Dan Echols raised the giant metal claw of his track hoe and dug into the white stucco home at the corner of Grant Drive and Ranch Road.
The roof crunched like a cracker. A porch column toppled over. Severed roof beams and concrete blocks fell amid clouds of dust. Bits of pink insulation streamed down like confetti.
Within the span of a half-hour Wednesday morning, Susan Thomsen's home of 13 years was reduced to rubble, all in the name of progress for Brown Acres.
As part of the county's revitalization efforts in this ailing neighborhood, a county-paid excavator leveled Thomsen's sinkhole-damaged house at 11004 Grant Drive. Another contractor will build her a new home with a thick, reinforced slab and a zero percent mortgage.
Thomsen and her roommate, Karen Middlemiss, hope to be settled in by Christmas.
"It means everything. I feel like I hit the lottery," said Thomsen, 44, who worked for a computer company before back problems put her on disability. "The old house was falling apart. The new one is a dream."
The new three-bedroom, two-bathroom home might be the most dramatic piece of the ongoing facelift in Brown Acres. The county will renovate at least five other homes and is looking at other homes to improve or replace. All of the projects are covered by grant money under the State Housing Initiatives Partnership program.

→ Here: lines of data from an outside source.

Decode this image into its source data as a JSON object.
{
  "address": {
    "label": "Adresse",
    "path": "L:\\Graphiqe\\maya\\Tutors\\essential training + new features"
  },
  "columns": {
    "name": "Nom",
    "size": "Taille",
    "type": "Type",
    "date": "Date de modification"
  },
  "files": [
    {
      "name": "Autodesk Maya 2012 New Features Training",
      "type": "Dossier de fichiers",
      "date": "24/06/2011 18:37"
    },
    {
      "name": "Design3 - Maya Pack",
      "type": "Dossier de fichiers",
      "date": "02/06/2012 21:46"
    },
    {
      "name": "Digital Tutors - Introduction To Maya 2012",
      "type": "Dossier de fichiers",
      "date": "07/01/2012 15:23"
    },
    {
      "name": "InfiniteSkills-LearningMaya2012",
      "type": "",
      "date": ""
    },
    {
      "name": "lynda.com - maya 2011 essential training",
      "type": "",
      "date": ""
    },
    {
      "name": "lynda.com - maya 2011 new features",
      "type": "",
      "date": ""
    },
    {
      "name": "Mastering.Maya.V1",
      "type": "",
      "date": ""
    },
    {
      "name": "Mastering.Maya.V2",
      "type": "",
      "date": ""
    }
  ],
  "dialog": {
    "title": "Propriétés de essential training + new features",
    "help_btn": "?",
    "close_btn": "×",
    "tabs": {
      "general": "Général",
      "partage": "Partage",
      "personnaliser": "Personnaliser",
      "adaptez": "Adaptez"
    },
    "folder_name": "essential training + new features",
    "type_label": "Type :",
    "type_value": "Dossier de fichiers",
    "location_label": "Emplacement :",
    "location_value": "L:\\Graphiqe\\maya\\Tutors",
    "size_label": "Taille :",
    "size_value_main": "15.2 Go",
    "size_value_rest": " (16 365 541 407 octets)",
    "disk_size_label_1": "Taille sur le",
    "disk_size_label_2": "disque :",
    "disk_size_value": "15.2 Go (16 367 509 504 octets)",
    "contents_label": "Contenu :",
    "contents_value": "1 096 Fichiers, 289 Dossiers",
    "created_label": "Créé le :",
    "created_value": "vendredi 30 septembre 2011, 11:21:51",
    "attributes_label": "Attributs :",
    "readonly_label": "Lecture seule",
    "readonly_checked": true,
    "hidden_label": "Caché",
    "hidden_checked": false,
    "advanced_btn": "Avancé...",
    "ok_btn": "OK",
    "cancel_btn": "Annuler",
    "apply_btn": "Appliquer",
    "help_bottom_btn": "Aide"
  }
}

The county's Community Development Division also is working with residents to draft a neighborhood improvement plan. Some neighbors have suggested repaved roads, sidewalks and streetlights.
"What we're trying to do is increase the value of the area, the livability of the area," said Pat Martucci, a housing specialist for the county.
But the problems in Brown Acres are about more than appearances. Neighbors say a new house on the corner won't chase away the drug dealers who live down the street.
"Nice houses don't change the area," resident Mike Josefowitz said. "It's the drug dealers _ that's why people don't want to come here."
The county is trying to snatch up the deteriorating homes before they fall into the hands of irresponsible renters, said George Romagnoli, the county's community development manager.
Romagnoli's division gives money to the Tampa Bay Community Development Corp. to buy homes in Brown Acres, refurbish them and sell them to low-income families that want to make the neighborhood their home.
But the company has closed on only one home so far because other buyers keep beating them to the punch.
"There's a lot of investors buying up properties (in Brown Acres) and making them rentals, which is the very thing we're trying to fight in that neighborhood," Romagnoli said.
In the meantime, Romagnoli echoed Sheriff Bob White's advice to the homeowners: If you see any criminal activity, call 911.
Thomsen doesn't expect her new home will single-handedly change the neighborhood. But she hopes the self-improvement spirit is contagious.
"I'm hoping I start a trend," she said, smiling.
_ Bridget Hall Grumet covers Pasco County government. She can be reached in west Pasco at 869-6244, or toll-free at 1-800-333-7505, ext. 6244. Her e-mail address is hallsptimes.com.